Graphic of lookahead sensor with spacecraft targeting primary sensor based on lookahead sensor data
While recent advances in instrument and spacecraft technology have given rise to a new generation of miniaturized Earth observing instruments, the fundamental physics of remote sensing forces tradeoffs between aperture, swath, and resolution.
Typical NASA Earth Science missions have followed the “mow the lawn” paradigm of nadir pointed instruments blindly targeting based on orbit (static exceptions to this exist such as “instrument on over land”). In this paradigm large swath (high spatial coverage), high spatial resolution (in some cases vertical and horizontal), and high spectral resolution all drive costs upwards.
Mapping/”mow the lawn” techniques must acquire vast amounts of data to capture “by chance” rare events such as deep convective ice storms. Such techniques also acquire large amounts of cloudy data, which is of less utility for certain science applications (such as land surface).
The challenge is to sense intelligently to capture the most useful data within the constraints of the science instrument (swath, power/energy, agility) to maximize the science while keeping mission costs manageable.
Dynamic Tasking (DT) uses information from a lookahead sensor to identify targets for the primary sensor which can then be pointed or reconfigured to improve science yield. DT can be used with a single platform or across multiple platforms (aka Sensorweb). DT is applicable across a wide range of missions and we expect it to become commonplace across many if not most future Earth Science missions.
When overflying storm systems, a DT radar such as being developed in the SMICES Instrument Incubator Program effort [Swope et al. 2021] could be directed towards the deep convective core to increase measurement of these targets of interest. The radar configuration could be adjusted based on the type of target and type of science study to further improve return. And the DT instrument could track a single cell for an entire overflight to provide fine temporal scale evolution for 8-10 minutes overflight in low Earth orbit.

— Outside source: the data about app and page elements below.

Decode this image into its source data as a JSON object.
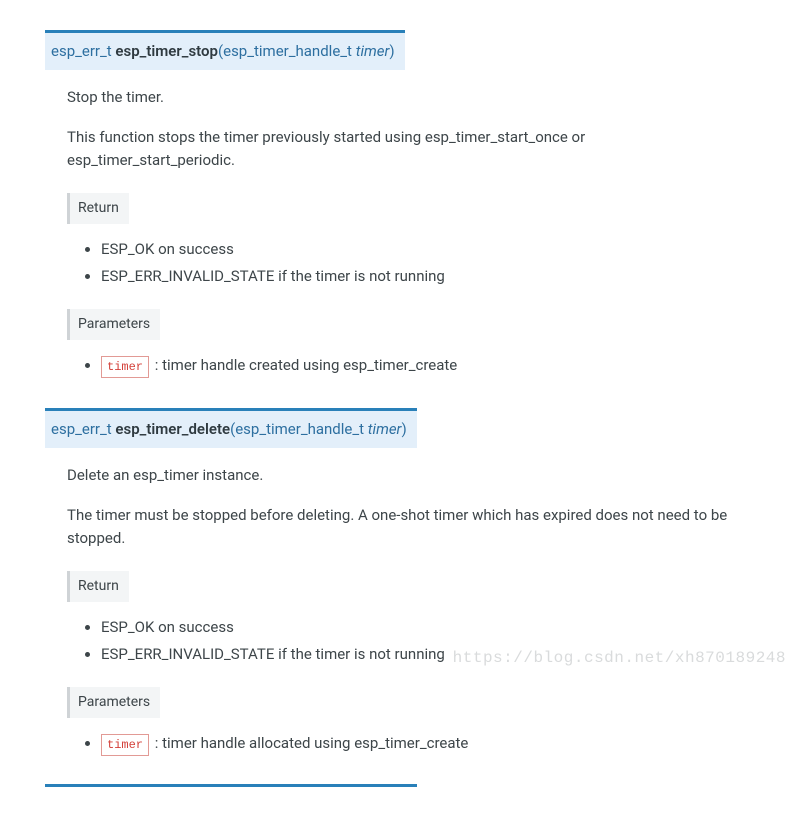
{
  "functions": [
    {
      "return_type": "esp_err_t",
      "name": "esp_timer_stop",
      "param_type": "esp_timer_handle_t",
      "param_name": "timer",
      "summary": "Stop the timer.",
      "desc": "This function stops the timer previously started using esp_timer_start_once or esp_timer_start_periodic.",
      "return_label": "Return",
      "returns": [
        "ESP_OK on success",
        "ESP_ERR_INVALID_STATE if the timer is not running"
      ],
      "params_label": "Parameters",
      "params": [
        {
          "code": "timer",
          "desc": ": timer handle created using esp_timer_create"
        }
      ]
    },
    {
      "return_type": "esp_err_t",
      "name": "esp_timer_delete",
      "param_type": "esp_timer_handle_t",
      "param_name": "timer",
      "summary": "Delete an esp_timer instance.",
      "desc": "The timer must be stopped before deleting. A one-shot timer which has expired does not need to be stopped.",
      "return_label": "Return",
      "returns": [
        "ESP_OK on success",
        "ESP_ERR_INVALID_STATE if the timer is not running"
      ],
      "params_label": "Parameters",
      "params": [
        {
          "code": "timer",
          "desc": ": timer handle allocated using esp_timer_create"
        }
      ]
    }
  ],
  "watermark": "https://blog.csdn.net/xh870189248"
}
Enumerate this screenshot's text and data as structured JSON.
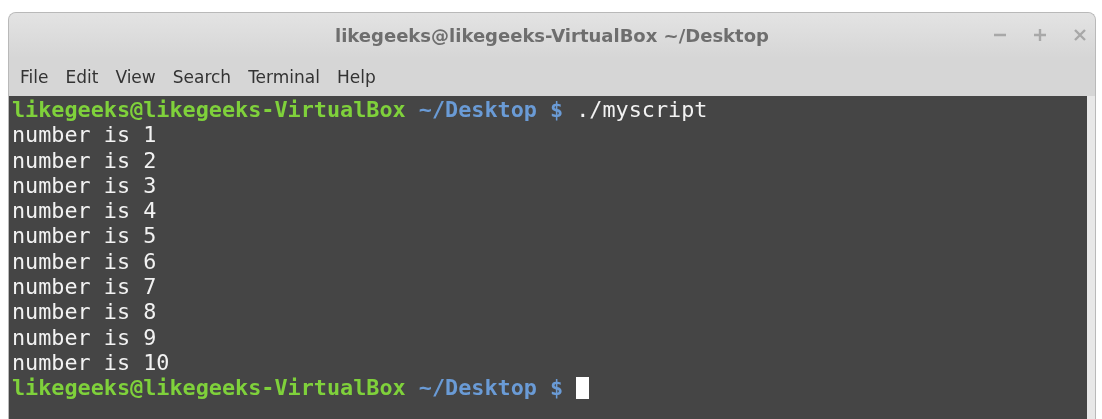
{
  "window": {
    "title": "likegeeks@likegeeks-VirtualBox ~/Desktop"
  },
  "menu": [
    "File",
    "Edit",
    "View",
    "Search",
    "Terminal",
    "Help"
  ],
  "terminal": {
    "lines": [
      {
        "kind": "prompt",
        "user_host": "likegeeks@likegeeks-VirtualBox",
        "path": "~/Desktop",
        "symbol": "$",
        "command": "./myscript",
        "cursor": false
      },
      {
        "kind": "output",
        "text": "number is 1"
      },
      {
        "kind": "output",
        "text": "number is 2"
      },
      {
        "kind": "output",
        "text": "number is 3"
      },
      {
        "kind": "output",
        "text": "number is 4"
      },
      {
        "kind": "output",
        "text": "number is 5"
      },
      {
        "kind": "output",
        "text": "number is 6"
      },
      {
        "kind": "output",
        "text": "number is 7"
      },
      {
        "kind": "output",
        "text": "number is 8"
      },
      {
        "kind": "output",
        "text": "number is 9"
      },
      {
        "kind": "output",
        "text": "number is 10"
      },
      {
        "kind": "prompt",
        "user_host": "likegeeks@likegeeks-VirtualBox",
        "path": "~/Desktop",
        "symbol": "$",
        "cursor": true
      }
    ]
  }
}
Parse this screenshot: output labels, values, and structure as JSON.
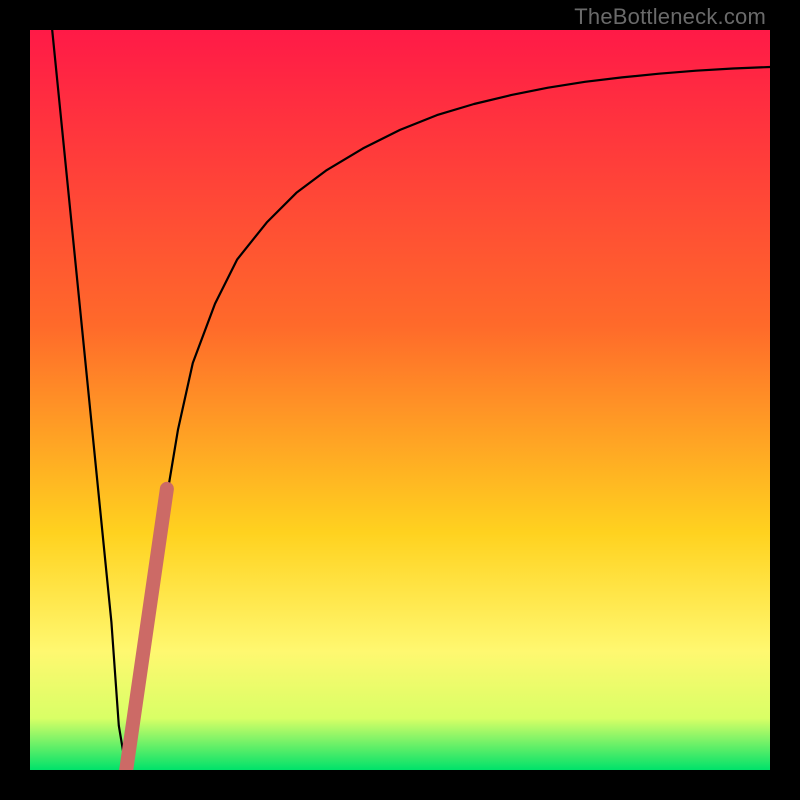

Alternatively, a forward looking sensor could detect areas of high gradient in temperature and moisture and direct lidar or radar to search for planetary boundary layer phenomena. When imaging the Earth’s surface, or even an atmospheric column (such as OCO-2 and OCO-3), clouds can interfere with measurement. In these cases, lookahead cloud detection (e.g. such as [Thompson et al. 2014] ) with DT could be used to target around clouds [Hasnain et al. 2021] to improve science return.
D. R. Thompson, R. O. Green, D. Keymeulen, S. Lundeen, Y. Mouradi, R. Castano, S. A. Chien, Rapid spectral cloud screening onboard aircraft and spacecraft. IEEE Transactions on Geoscience and Remote Sensing, 52(11), 2014, 6779 - 6792.
Preliminary analysis using simulated science datasets show the promise of Dynamic Tasking to increase capture of rare storm events by over 10x [Swope et al. 2021]
Preliminary analysis using actual MODIS cloud data [Hasnain et al. 2021] shows the promise of Dynamic Tasking to significantly increase the capture of non cloudy data (reduction from ⅔ of data cloudy to less than 10% cloudy.
Early prototyping of algorithms for the SMICES Instrument Incubator Program effort began in 2019. Efforts to evaluate and generalize DT algorithms have followed.
Alberto Candela Garza
Joshua vander Hook
Earth Science Technology Office, Instrument Incubation Program